A most complex work that demands multiple readings, Ulysses is the novel that placed James Joyce at the forefront of Modernism, a literary movement that strove to examine the human condition through the exploration of subjective reality. This psychological probing of the consciousness led to the literary technique of interior monologue, or stream-of-consciousness, a technique which paints the inner thoughts and emotional reactions of a character. As a result, passages are non-linear and often layered.
In this novel with the title of the Greek epic, Joyce restructures this classic to speak to the contemporary world. With these Homeric parallels, T. S. Eliot observed that Joyce's work depicts "the immense panorama of futility that is the modern world." With regard to the cited passage from Episode 8, describing Leopold Bloom's inner thoughts while he is in Davy Byrne's pub in Dublin at lunchtime as he eats a ham and mustard sandwich with a glass of Burgundy wine, the sights and sounds of Dublin--"Stuck, the flies buzzed"--frame the almost mythological wanderings of Bloom's mind as he recalls his past love-making on a Dublin beach. Framed by the "flies buzzed," symbolic of the enclosing of Bloom's life in the tawdry, the swirling dream of his experience juxtaposes the classic with earthy images:
Fields of undersea, the lines faint brown in grass, buried cities. Pillowed on my coat she had her hair, earwigs in the heather scrub my hand under her nape, you'll toss me all. O wonder! Coolsoft with ointments her hand touched me, caressed: her eyes upon me did not turn away. Ravished over her I lay, full lips full open, kissed her mouth.
Part of Joyce's style of writing emanates from his belief that style must be wed to content. The sensual Bloom, who is a sexual deviant at times (he masturbates as he watches girls at a beach), mixes his images of the classical goddesses with the anal workings of the human body, stylistic images that convey the confluence of Bloom's hope for something out of the ordinary that, instead, is reduced to the carnal:
Shapely goddesses, Venus, Juno: curves the world admires....Lovely forms of woman sculpted Junonian. Immortal lovely. And we stuffing food in one hole and out behind: food, chyle, blood, dung, earth, food: have to feed it like stoking an engine.

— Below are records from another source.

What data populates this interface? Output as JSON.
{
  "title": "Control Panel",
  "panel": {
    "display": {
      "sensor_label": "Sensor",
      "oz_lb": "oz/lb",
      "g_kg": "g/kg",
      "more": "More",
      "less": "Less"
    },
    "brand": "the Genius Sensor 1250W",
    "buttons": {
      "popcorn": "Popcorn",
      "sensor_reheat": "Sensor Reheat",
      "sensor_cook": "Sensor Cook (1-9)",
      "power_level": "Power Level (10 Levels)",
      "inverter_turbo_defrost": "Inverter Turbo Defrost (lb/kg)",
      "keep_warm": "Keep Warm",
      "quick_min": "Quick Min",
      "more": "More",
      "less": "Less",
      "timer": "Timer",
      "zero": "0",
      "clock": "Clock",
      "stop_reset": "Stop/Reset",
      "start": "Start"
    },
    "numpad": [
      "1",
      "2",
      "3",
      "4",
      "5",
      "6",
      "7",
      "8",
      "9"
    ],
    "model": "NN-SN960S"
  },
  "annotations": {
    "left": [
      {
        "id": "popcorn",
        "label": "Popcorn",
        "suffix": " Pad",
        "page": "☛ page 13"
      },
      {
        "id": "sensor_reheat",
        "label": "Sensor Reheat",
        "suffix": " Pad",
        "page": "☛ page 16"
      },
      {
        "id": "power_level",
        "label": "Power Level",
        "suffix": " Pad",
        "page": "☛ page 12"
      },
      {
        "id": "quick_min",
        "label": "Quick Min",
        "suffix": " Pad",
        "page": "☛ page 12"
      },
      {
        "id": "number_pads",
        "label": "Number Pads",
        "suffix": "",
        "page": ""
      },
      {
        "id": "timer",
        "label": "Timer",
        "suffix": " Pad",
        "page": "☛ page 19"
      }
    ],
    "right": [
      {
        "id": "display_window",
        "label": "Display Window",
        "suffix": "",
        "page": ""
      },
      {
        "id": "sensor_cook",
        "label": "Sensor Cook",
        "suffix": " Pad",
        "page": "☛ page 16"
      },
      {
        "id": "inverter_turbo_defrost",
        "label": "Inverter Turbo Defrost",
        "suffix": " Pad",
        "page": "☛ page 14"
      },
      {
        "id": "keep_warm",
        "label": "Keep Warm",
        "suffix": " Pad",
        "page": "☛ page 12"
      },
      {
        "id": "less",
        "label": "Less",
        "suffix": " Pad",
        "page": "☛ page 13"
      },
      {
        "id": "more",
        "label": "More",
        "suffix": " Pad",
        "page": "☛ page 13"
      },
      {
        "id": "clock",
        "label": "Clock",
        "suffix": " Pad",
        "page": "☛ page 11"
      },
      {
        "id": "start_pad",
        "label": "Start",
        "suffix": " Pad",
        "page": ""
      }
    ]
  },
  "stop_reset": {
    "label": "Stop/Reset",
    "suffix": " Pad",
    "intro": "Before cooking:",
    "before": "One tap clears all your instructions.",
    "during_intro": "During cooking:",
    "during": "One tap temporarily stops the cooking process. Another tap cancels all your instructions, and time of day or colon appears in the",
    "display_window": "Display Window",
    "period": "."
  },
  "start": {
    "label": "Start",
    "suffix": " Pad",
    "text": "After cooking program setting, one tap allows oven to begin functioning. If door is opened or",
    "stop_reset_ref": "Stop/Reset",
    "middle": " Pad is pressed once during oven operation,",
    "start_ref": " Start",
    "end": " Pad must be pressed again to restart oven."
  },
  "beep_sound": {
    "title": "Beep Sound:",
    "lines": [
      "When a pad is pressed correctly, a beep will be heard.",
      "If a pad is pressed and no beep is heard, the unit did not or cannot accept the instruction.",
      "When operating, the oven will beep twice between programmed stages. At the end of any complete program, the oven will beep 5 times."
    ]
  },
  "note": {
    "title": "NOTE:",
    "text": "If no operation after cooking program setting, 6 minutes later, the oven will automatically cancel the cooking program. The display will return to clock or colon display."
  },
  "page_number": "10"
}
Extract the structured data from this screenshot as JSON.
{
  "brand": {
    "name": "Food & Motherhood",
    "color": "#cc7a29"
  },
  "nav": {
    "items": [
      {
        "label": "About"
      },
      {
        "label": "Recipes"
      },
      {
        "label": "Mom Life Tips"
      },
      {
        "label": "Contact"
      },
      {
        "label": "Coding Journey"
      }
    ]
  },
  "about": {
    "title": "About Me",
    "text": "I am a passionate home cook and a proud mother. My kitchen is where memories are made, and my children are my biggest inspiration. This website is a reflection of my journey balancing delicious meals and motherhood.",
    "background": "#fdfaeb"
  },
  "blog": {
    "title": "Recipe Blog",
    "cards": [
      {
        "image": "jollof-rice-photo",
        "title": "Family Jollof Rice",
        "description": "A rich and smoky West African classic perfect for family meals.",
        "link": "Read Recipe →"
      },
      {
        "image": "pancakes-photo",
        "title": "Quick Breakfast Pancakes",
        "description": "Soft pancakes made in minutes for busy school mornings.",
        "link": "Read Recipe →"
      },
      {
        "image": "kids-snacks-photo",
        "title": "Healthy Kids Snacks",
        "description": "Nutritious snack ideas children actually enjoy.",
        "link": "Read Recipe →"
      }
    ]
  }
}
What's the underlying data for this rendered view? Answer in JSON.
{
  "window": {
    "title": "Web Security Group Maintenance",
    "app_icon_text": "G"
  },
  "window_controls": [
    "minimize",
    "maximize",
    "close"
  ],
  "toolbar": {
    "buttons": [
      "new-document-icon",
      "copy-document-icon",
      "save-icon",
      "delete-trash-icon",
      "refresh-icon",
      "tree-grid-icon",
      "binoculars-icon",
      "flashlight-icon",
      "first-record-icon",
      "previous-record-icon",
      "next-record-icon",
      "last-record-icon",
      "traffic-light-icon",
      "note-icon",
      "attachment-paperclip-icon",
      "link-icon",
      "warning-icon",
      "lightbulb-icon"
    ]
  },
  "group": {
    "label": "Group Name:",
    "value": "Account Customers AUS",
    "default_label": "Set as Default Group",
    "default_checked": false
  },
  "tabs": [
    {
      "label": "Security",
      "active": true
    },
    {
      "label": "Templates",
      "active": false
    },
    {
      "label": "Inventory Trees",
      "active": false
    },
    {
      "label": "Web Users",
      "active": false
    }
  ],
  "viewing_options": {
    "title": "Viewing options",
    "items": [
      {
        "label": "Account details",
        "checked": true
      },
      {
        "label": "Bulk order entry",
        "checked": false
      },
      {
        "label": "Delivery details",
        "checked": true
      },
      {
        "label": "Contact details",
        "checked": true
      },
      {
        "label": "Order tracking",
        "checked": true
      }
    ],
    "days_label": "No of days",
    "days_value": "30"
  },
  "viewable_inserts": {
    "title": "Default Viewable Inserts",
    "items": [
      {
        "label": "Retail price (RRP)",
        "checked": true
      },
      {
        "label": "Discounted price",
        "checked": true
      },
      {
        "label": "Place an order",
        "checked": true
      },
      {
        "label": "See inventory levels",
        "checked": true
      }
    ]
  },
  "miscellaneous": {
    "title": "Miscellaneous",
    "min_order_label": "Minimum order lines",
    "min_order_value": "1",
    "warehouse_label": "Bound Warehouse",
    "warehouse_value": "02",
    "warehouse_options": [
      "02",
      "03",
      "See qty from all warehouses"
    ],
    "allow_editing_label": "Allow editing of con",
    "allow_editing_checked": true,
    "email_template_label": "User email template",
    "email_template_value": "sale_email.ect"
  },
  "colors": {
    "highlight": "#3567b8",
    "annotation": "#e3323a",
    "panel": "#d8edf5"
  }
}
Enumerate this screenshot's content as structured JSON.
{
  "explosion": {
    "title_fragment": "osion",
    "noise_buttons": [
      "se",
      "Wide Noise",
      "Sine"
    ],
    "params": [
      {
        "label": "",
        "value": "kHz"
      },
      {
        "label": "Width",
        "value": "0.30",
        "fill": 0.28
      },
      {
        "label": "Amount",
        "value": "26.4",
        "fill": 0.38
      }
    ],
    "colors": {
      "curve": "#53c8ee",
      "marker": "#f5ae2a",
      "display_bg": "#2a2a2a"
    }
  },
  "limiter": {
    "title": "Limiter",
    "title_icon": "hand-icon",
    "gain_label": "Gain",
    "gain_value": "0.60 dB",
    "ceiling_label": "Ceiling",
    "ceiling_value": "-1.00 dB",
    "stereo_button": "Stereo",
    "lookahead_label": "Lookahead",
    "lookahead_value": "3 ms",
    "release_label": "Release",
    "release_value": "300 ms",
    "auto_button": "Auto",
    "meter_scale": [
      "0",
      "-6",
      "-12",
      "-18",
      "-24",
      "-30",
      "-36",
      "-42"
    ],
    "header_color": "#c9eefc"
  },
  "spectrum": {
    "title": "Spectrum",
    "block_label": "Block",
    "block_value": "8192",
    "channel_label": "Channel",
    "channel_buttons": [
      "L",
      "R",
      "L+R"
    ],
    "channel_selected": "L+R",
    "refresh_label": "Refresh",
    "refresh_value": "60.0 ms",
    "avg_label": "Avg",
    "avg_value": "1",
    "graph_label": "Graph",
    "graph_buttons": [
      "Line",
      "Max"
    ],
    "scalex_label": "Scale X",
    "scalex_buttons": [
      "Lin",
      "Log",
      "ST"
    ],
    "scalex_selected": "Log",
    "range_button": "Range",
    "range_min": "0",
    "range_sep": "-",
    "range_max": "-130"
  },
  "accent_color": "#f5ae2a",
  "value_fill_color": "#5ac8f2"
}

Thus, in this passage of interior monologue that is combined with Joyce's inimitable eclectic style in which "form is an extension of content," the reader gains insight into the mind and character of Leopold Bloom, a character who is in sharp contrast--a foil--to the idealistic and intellectual Stephan Dedalus.